**Requirement**
All of the data needs to be repeated exactly.

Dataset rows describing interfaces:
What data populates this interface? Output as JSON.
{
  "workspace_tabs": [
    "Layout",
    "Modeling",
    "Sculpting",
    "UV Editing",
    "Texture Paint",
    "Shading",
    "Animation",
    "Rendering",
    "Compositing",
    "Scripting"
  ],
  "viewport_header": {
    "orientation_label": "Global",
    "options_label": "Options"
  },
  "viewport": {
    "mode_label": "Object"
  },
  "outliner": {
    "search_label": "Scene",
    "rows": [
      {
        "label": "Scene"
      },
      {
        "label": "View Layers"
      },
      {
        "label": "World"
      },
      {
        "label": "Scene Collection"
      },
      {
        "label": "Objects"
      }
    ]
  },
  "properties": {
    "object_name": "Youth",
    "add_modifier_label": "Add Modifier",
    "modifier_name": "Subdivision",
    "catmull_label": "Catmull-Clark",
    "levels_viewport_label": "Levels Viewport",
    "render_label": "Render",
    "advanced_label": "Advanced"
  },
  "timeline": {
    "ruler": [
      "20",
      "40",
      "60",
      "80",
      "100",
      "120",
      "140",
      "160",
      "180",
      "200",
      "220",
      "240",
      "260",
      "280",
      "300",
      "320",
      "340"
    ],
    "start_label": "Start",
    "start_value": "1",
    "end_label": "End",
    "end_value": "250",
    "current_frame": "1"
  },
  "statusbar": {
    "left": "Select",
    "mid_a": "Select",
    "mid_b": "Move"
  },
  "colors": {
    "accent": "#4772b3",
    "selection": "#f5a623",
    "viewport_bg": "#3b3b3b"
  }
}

**Exercise result**
What data populates this interface? Output as JSON.
{
  "workspace_tabs": [
    "Layout",
    "Modeling",
    "Sculpting",
    "UV Editing",
    "Texture Paint",
    "Shading",
    "Animation",
    "Rendering",
    "Compositing",
    "Scripting"
  ],
  "viewport_header": {
    "orientation_label": "Global",
    "options_label": "Options"
  },
  "viewport": {
    "mode_label": "Object"
  },
  "outliner": {
    "search_label": "Scene",
    "rows": [
      {
        "label": "Scene"
      },
      {
        "label": "View Layers"
      },
      {
        "label": "World"
      },
      {
        "label": "Scene Collection"
      },
      {
        "label": "Objects"
      }
    ]
  },
  "properties": {
    "object_name": "Youth",
    "add_modifier_label": "Add Modifier",
    "modifier_name": "Subdivision",
    "catmull_label": "Catmull-Clark",
    "levels_viewport_label": "Levels Viewport",
    "render_label": "Render",
    "advanced_label": "Advanced"
  },
  "timeline": {
    "ruler": [
      "20",
      "40",
      "60",
      "80",
      "100",
      "120",
      "140",
      "160",
      "180",
      "200",
      "220",
      "240",
      "260",
      "280",
      "300",
      "320",
      "340"
    ],
    "start_label": "Start",
    "start_value": "1",
    "end_label": "End",
    "end_value": "250",
    "current_frame": "1"
  },
  "statusbar": {
    "left": "Select",
    "mid_a": "Select",
    "mid_b": "Move"
  },
  "colors": {
    "accent": "#4772b3",
    "selection": "#f5a623",
    "viewport_bg": "#3b3b3b"
  }
}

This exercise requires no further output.